§ **TASK ITEM**: Reading the records beneath this task, work out how many lines contain the word "ellipse" and reply with only that number.

═══ ENTRIES SUPPLIED

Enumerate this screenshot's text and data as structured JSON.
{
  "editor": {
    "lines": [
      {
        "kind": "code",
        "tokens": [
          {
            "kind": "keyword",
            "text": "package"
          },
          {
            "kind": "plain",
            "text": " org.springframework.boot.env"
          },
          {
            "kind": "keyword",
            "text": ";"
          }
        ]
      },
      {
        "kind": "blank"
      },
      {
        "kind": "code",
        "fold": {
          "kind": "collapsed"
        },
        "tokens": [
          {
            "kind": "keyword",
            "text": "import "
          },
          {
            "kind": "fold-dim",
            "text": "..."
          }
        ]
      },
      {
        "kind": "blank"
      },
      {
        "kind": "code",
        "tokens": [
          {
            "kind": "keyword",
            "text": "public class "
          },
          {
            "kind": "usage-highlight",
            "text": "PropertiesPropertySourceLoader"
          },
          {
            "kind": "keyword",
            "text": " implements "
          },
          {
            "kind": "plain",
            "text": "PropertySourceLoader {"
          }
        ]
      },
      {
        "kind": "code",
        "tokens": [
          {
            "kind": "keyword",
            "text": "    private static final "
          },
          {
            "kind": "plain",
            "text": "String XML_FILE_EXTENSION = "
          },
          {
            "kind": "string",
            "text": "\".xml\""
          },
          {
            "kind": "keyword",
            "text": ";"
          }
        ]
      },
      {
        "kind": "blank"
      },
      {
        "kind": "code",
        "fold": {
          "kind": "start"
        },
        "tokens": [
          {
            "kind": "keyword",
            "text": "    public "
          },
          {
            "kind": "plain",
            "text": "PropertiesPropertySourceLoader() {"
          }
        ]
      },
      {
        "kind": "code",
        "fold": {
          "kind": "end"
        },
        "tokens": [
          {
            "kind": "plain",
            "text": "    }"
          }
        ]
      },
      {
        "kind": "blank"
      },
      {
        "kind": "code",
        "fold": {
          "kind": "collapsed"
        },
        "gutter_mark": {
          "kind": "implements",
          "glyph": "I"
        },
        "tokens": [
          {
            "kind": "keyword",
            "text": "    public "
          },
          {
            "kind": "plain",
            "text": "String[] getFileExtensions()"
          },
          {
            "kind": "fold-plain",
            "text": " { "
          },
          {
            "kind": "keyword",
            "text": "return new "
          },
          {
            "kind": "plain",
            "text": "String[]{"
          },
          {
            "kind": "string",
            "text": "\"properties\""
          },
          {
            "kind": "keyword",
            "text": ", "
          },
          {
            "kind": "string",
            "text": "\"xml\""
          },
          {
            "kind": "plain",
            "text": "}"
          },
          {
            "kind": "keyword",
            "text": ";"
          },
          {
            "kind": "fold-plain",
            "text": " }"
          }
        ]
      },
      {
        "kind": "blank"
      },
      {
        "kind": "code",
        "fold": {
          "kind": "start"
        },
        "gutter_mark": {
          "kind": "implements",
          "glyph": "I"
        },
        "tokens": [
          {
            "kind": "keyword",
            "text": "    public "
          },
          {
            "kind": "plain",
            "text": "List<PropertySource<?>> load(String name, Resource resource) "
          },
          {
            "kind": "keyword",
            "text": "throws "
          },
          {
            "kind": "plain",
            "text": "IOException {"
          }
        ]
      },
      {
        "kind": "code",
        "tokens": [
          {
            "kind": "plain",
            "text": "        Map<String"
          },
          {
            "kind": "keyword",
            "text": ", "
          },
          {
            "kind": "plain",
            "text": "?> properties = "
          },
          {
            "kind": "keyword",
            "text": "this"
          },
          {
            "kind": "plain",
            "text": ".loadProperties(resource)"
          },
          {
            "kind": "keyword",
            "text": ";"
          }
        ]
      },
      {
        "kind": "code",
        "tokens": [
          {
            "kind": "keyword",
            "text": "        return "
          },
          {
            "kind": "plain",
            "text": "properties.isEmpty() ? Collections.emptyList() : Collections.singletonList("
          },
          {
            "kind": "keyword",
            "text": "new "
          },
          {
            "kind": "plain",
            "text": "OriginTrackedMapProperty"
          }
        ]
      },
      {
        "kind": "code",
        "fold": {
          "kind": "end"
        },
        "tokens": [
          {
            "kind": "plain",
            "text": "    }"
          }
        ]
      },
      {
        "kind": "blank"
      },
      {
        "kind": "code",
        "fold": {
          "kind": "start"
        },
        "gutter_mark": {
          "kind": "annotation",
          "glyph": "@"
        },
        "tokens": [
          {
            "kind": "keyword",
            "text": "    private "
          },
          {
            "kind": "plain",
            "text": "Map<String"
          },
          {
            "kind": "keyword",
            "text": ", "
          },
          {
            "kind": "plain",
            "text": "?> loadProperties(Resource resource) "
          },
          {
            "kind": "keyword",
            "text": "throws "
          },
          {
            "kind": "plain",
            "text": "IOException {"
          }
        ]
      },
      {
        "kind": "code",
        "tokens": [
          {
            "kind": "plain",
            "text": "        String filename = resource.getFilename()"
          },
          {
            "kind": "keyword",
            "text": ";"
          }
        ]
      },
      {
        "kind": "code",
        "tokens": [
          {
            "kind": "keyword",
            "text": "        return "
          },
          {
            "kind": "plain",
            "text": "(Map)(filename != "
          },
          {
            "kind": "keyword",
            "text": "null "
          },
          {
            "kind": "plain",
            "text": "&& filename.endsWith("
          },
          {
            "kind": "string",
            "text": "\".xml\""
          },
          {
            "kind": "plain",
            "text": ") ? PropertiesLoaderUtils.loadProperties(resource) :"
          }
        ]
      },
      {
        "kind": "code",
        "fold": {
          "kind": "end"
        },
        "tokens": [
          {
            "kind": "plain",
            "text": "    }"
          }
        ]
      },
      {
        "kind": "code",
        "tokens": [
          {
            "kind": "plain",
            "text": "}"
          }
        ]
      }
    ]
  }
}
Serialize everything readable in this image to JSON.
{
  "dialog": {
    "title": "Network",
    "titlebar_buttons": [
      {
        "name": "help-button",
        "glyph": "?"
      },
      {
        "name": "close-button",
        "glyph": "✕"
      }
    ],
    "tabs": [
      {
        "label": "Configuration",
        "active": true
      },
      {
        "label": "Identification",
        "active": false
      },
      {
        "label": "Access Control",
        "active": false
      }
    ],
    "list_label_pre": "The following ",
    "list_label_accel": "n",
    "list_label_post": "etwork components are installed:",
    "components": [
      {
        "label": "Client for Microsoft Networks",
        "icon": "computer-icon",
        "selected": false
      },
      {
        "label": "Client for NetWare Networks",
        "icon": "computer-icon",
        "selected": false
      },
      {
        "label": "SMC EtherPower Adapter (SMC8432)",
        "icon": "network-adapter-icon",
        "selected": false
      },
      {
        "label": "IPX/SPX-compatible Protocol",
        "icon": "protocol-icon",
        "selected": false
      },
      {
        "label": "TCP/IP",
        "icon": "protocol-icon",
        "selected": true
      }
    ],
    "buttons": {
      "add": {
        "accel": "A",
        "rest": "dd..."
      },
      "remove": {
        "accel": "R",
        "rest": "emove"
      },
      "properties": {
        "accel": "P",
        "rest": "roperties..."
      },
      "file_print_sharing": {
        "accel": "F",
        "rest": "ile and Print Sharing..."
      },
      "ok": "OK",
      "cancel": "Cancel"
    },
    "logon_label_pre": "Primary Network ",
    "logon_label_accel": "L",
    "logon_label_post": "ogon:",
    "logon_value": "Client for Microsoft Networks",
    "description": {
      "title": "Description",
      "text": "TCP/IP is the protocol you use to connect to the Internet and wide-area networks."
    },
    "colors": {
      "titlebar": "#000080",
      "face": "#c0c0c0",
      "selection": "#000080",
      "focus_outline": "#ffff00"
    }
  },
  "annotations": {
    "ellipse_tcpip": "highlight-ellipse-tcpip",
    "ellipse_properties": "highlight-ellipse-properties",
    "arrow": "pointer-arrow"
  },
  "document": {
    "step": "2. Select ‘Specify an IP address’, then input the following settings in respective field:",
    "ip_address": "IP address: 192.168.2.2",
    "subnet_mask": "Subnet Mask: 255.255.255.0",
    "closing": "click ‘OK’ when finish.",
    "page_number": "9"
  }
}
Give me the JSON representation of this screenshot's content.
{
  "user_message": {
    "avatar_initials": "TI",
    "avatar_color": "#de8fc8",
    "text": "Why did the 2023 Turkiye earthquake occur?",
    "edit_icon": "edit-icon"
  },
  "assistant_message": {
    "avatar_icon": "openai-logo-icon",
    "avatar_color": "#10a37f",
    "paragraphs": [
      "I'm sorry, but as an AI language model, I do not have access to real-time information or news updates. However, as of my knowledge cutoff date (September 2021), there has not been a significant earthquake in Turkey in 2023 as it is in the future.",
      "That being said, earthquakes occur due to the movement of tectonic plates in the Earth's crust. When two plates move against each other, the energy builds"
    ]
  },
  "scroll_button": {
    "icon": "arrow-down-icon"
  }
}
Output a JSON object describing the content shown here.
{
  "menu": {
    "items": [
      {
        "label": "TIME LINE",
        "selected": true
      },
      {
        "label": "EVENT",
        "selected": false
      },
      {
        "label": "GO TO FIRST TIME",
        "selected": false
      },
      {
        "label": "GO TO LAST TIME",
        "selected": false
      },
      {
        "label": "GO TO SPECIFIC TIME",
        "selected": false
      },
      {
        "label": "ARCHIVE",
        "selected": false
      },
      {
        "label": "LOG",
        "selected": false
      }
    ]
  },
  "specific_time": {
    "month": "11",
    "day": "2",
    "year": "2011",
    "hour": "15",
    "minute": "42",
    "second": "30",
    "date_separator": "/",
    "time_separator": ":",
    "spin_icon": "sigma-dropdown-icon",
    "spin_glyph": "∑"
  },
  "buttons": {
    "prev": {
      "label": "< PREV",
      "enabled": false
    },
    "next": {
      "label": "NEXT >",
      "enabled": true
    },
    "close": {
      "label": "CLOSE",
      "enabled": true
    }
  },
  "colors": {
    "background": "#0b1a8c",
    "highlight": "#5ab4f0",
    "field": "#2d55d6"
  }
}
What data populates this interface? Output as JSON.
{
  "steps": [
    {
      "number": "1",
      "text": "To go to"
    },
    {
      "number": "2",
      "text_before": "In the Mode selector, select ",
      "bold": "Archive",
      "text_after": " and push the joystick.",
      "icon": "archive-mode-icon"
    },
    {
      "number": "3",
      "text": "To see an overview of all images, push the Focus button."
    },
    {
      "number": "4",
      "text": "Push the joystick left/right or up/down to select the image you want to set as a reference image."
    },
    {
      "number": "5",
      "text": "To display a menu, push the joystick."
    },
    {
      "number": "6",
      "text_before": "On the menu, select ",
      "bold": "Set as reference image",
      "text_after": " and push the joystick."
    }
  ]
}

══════

§ **TASK ANSWER**: 2